*** Block opens ***
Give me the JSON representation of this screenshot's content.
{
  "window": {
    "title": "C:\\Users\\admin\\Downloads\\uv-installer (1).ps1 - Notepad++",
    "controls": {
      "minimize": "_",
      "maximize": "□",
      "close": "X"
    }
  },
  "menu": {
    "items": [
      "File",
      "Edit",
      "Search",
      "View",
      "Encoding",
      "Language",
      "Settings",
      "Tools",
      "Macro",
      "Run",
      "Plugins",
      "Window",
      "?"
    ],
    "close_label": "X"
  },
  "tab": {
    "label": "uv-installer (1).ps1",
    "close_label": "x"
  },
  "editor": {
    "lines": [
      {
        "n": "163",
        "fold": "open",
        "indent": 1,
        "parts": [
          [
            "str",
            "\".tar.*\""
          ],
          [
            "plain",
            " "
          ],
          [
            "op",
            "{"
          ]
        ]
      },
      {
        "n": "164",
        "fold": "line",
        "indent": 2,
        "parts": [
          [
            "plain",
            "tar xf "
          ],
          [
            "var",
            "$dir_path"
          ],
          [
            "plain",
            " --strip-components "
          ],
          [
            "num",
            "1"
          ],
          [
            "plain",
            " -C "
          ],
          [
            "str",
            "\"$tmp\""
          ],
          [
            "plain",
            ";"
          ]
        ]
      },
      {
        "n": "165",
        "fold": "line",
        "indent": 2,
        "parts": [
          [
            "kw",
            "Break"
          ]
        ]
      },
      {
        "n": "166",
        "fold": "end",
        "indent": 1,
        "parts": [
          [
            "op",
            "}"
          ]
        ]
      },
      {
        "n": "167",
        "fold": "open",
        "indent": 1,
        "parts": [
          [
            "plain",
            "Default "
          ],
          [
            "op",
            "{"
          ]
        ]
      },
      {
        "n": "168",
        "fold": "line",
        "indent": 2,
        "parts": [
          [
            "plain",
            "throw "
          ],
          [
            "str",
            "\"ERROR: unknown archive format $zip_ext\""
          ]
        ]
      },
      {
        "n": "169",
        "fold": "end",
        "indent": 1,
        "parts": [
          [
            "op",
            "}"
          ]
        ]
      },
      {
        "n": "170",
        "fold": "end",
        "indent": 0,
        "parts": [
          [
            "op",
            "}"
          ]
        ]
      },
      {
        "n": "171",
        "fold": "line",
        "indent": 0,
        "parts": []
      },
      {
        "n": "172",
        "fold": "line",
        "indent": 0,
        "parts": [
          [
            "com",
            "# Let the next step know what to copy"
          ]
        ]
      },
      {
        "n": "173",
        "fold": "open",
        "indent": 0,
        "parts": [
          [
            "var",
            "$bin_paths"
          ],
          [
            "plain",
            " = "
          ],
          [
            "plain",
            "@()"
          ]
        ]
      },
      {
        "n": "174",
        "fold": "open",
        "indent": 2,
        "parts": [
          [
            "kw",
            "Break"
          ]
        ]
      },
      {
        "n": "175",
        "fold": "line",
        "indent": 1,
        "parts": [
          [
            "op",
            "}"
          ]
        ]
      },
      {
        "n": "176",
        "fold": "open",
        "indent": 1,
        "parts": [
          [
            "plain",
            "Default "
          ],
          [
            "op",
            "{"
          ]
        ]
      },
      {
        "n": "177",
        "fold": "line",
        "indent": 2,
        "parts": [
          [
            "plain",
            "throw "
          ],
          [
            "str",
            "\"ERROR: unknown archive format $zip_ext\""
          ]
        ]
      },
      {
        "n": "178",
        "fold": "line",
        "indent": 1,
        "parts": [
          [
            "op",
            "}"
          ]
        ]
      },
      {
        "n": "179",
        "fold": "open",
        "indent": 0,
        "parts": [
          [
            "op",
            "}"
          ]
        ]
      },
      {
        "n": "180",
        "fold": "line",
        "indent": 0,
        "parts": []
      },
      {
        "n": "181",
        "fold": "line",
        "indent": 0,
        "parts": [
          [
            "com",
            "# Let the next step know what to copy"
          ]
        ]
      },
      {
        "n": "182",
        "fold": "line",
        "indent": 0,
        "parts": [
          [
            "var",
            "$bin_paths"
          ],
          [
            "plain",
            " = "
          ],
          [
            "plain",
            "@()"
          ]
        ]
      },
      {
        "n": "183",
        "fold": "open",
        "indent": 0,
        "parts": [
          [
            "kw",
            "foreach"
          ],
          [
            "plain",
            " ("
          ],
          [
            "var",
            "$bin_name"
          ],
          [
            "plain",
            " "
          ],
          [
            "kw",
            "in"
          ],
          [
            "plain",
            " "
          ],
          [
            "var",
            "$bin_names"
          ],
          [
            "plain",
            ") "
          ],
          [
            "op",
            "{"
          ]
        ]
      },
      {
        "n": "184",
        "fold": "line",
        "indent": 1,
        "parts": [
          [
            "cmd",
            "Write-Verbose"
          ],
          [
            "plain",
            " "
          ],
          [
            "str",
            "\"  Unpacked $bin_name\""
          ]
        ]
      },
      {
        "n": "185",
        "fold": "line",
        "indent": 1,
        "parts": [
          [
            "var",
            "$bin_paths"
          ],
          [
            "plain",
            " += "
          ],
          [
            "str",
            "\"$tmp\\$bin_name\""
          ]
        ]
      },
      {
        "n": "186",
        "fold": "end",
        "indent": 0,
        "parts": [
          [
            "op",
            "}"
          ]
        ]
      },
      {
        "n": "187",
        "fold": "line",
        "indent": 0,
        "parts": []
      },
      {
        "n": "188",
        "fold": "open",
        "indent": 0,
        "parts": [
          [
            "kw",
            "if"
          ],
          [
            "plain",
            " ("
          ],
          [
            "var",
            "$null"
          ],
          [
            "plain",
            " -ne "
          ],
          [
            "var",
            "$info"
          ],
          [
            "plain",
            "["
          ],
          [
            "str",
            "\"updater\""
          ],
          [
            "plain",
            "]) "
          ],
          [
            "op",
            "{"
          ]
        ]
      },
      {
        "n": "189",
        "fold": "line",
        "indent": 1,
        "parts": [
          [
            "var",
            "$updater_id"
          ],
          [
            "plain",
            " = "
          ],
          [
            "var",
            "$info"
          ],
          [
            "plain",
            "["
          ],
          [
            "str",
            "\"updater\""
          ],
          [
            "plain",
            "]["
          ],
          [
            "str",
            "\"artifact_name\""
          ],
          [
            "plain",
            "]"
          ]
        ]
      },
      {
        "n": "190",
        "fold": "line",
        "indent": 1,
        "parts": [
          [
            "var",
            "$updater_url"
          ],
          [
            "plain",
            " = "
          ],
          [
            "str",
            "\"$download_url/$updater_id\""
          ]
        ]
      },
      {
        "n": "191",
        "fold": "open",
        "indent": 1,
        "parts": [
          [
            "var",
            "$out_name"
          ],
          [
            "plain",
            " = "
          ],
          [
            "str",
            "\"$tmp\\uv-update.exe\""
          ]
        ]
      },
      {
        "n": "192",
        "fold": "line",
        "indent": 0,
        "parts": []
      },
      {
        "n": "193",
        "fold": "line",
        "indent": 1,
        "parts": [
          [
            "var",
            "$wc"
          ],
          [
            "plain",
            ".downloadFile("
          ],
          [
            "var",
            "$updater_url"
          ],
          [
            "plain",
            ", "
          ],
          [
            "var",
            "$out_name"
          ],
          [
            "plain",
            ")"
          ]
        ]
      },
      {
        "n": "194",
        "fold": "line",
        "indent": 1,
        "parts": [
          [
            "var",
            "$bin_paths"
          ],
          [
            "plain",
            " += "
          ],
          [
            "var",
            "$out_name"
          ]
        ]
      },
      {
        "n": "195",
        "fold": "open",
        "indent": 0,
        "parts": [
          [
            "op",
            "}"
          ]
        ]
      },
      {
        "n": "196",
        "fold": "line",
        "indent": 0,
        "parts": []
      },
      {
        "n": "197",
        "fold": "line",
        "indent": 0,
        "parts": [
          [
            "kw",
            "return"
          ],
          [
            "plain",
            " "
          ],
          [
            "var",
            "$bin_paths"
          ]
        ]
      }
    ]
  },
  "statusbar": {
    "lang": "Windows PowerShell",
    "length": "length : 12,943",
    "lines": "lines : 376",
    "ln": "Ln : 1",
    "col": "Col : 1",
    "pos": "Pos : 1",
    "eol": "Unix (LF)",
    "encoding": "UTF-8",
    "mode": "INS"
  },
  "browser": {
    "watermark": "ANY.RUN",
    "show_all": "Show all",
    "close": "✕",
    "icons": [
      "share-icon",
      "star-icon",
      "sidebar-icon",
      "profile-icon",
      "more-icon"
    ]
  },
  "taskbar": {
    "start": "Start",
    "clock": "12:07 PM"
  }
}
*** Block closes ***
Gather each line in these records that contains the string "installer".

    "title": "C:\\Users\\admin\\Downloads\\uv-installer (1).ps1 - Notepad++",
    "label": "uv-installer (1).ps1",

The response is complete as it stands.